THE INPUT:

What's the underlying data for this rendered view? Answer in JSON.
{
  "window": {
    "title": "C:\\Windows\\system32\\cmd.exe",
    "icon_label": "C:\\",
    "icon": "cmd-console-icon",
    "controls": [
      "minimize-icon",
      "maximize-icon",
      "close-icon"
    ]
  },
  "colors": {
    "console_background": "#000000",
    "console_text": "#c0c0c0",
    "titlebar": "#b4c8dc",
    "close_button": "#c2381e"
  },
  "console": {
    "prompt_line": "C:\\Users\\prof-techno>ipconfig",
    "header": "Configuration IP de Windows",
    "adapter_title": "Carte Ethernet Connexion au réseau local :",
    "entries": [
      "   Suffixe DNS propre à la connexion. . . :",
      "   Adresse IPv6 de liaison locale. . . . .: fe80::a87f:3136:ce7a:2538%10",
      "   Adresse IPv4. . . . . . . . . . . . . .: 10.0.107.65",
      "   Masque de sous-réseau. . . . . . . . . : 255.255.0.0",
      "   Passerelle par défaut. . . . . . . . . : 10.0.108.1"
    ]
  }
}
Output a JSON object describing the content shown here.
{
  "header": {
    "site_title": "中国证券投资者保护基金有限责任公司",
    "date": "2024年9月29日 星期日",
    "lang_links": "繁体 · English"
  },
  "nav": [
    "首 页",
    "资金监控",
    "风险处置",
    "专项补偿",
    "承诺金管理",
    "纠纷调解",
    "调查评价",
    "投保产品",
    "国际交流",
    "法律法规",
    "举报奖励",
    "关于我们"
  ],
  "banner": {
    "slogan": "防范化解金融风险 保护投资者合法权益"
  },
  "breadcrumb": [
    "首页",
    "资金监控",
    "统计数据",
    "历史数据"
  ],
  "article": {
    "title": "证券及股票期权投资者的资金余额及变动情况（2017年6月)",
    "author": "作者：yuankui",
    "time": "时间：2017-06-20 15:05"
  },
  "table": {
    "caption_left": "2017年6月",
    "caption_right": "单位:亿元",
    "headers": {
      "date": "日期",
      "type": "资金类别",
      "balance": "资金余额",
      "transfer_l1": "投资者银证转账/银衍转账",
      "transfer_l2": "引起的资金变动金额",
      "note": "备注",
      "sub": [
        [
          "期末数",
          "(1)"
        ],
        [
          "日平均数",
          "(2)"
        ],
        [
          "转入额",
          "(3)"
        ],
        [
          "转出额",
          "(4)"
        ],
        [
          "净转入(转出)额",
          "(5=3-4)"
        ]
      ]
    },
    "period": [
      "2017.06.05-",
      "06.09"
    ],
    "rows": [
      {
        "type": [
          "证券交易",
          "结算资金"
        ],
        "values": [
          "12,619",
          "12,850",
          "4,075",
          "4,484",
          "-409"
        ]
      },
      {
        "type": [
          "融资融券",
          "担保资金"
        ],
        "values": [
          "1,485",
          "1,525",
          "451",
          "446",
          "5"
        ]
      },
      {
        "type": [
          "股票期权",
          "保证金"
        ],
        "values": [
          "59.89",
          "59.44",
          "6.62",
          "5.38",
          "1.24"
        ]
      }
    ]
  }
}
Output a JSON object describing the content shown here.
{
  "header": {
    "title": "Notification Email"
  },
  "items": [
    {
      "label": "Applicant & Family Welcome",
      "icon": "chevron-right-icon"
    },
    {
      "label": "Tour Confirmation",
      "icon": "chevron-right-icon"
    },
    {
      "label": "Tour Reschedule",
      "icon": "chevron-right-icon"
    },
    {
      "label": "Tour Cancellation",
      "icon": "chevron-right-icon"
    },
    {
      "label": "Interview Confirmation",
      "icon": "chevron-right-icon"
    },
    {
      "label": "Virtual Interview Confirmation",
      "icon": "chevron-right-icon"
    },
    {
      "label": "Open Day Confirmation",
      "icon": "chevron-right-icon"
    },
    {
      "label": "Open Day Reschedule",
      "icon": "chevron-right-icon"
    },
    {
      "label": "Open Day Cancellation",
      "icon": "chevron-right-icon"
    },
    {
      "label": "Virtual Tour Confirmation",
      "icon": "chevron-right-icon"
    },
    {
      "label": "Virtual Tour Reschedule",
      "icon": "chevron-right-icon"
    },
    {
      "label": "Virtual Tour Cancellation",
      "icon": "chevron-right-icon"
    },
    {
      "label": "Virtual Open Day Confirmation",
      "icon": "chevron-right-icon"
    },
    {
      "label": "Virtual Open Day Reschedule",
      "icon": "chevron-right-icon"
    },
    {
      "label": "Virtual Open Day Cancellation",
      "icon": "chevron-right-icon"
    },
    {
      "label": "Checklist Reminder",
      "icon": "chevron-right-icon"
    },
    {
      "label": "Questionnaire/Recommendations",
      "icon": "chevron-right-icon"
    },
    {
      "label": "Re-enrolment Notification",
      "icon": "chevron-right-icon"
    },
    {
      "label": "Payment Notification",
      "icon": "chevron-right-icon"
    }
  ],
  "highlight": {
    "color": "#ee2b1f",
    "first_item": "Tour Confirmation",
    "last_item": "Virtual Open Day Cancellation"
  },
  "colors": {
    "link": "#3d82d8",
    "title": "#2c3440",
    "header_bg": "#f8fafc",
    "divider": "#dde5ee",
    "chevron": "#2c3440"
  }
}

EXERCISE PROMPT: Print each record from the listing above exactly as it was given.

REPLY:
What's the underlying data for this rendered view? Answer in JSON.
{
  "window": {
    "title": "C:\\Windows\\system32\\cmd.exe",
    "icon_label": "C:\\",
    "icon": "cmd-console-icon",
    "controls": [
      "minimize-icon",
      "maximize-icon",
      "close-icon"
    ]
  },
  "colors": {
    "console_background": "#000000",
    "console_text": "#c0c0c0",
    "titlebar": "#b4c8dc",
    "close_button": "#c2381e"
  },
  "console": {
    "prompt_line": "C:\\Users\\prof-techno>ipconfig",
    "header": "Configuration IP de Windows",
    "adapter_title": "Carte Ethernet Connexion au réseau local :",
    "entries": [
      "   Suffixe DNS propre à la connexion. . . :",
      "   Adresse IPv6 de liaison locale. . . . .: fe80::a87f:3136:ce7a:2538%10",
      "   Adresse IPv4. . . . . . . . . . . . . .: 10.0.107.65",
      "   Masque de sous-réseau. . . . . . . . . : 255.255.0.0",
      "   Passerelle par défaut. . . . . . . . . : 10.0.108.1"
    ]
  }
}
Output a JSON object describing the content shown here.
{
  "header": {
    "site_title": "中国证券投资者保护基金有限责任公司",
    "date": "2024年9月29日 星期日",
    "lang_links": "繁体 · English"
  },
  "nav": [
    "首 页",
    "资金监控",
    "风险处置",
    "专项补偿",
    "承诺金管理",
    "纠纷调解",
    "调查评价",
    "投保产品",
    "国际交流",
    "法律法规",
    "举报奖励",
    "关于我们"
  ],
  "banner": {
    "slogan": "防范化解金融风险 保护投资者合法权益"
  },
  "breadcrumb": [
    "首页",
    "资金监控",
    "统计数据",
    "历史数据"
  ],
  "article": {
    "title": "证券及股票期权投资者的资金余额及变动情况（2017年6月)",
    "author": "作者：yuankui",
    "time": "时间：2017-06-20 15:05"
  },
  "table": {
    "caption_left": "2017年6月",
    "caption_right": "单位:亿元",
    "headers": {
      "date": "日期",
      "type": "资金类别",
      "balance": "资金余额",
      "transfer_l1": "投资者银证转账/银衍转账",
      "transfer_l2": "引起的资金变动金额",
      "note": "备注",
      "sub": [
        [
          "期末数",
          "(1)"
        ],
        [
          "日平均数",
          "(2)"
        ],
        [
          "转入额",
          "(3)"
        ],
        [
          "转出额",
          "(4)"
        ],
        [
          "净转入(转出)额",
          "(5=3-4)"
        ]
      ]
    },
    "period": [
      "2017.06.05-",
      "06.09"
    ],
    "rows": [
      {
        "type": [
          "证券交易",
          "结算资金"
        ],
        "values": [
          "12,619",
          "12,850",
          "4,075",
          "4,484",
          "-409"
        ]
      },
      {
        "type": [
          "融资融券",
          "担保资金"
        ],
        "values": [
          "1,485",
          "1,525",
          "451",
          "446",
          "5"
        ]
      },
      {
        "type": [
          "股票期权",
          "保证金"
        ],
        "values": [
          "59.89",
          "59.44",
          "6.62",
          "5.38",
          "1.24"
        ]
      }
    ]
  }
}
Output a JSON object describing the content shown here.
{
  "header": {
    "title": "Notification Email"
  },
  "items": [
    {
      "label": "Applicant & Family Welcome",
      "icon": "chevron-right-icon"
    },
    {
      "label": "Tour Confirmation",
      "icon": "chevron-right-icon"
    },
    {
      "label": "Tour Reschedule",
      "icon": "chevron-right-icon"
    },
    {
      "label": "Tour Cancellation",
      "icon": "chevron-right-icon"
    },
    {
      "label": "Interview Confirmation",
      "icon": "chevron-right-icon"
    },
    {
      "label": "Virtual Interview Confirmation",
      "icon": "chevron-right-icon"
    },
    {
      "label": "Open Day Confirmation",
      "icon": "chevron-right-icon"
    },
    {
      "label": "Open Day Reschedule",
      "icon": "chevron-right-icon"
    },
    {
      "label": "Open Day Cancellation",
      "icon": "chevron-right-icon"
    },
    {
      "label": "Virtual Tour Confirmation",
      "icon": "chevron-right-icon"
    },
    {
      "label": "Virtual Tour Reschedule",
      "icon": "chevron-right-icon"
    },
    {
      "label": "Virtual Tour Cancellation",
      "icon": "chevron-right-icon"
    },
    {
      "label": "Virtual Open Day Confirmation",
      "icon": "chevron-right-icon"
    },
    {
      "label": "Virtual Open Day Reschedule",
      "icon": "chevron-right-icon"
    },
    {
      "label": "Virtual Open Day Cancellation",
      "icon": "chevron-right-icon"
    },
    {
      "label": "Checklist Reminder",
      "icon": "chevron-right-icon"
    },
    {
      "label": "Questionnaire/Recommendations",
      "icon": "chevron-right-icon"
    },
    {
      "label": "Re-enrolment Notification",
      "icon": "chevron-right-icon"
    },
    {
      "label": "Payment Notification",
      "icon": "chevron-right-icon"
    }
  ],
  "highlight": {
    "color": "#ee2b1f",
    "first_item": "Tour Confirmation",
    "last_item": "Virtual Open Day Cancellation"
  },
  "colors": {
    "link": "#3d82d8",
    "title": "#2c3440",
    "header_bg": "#f8fafc",
    "divider": "#dde5ee",
    "chevron": "#2c3440"
  }
}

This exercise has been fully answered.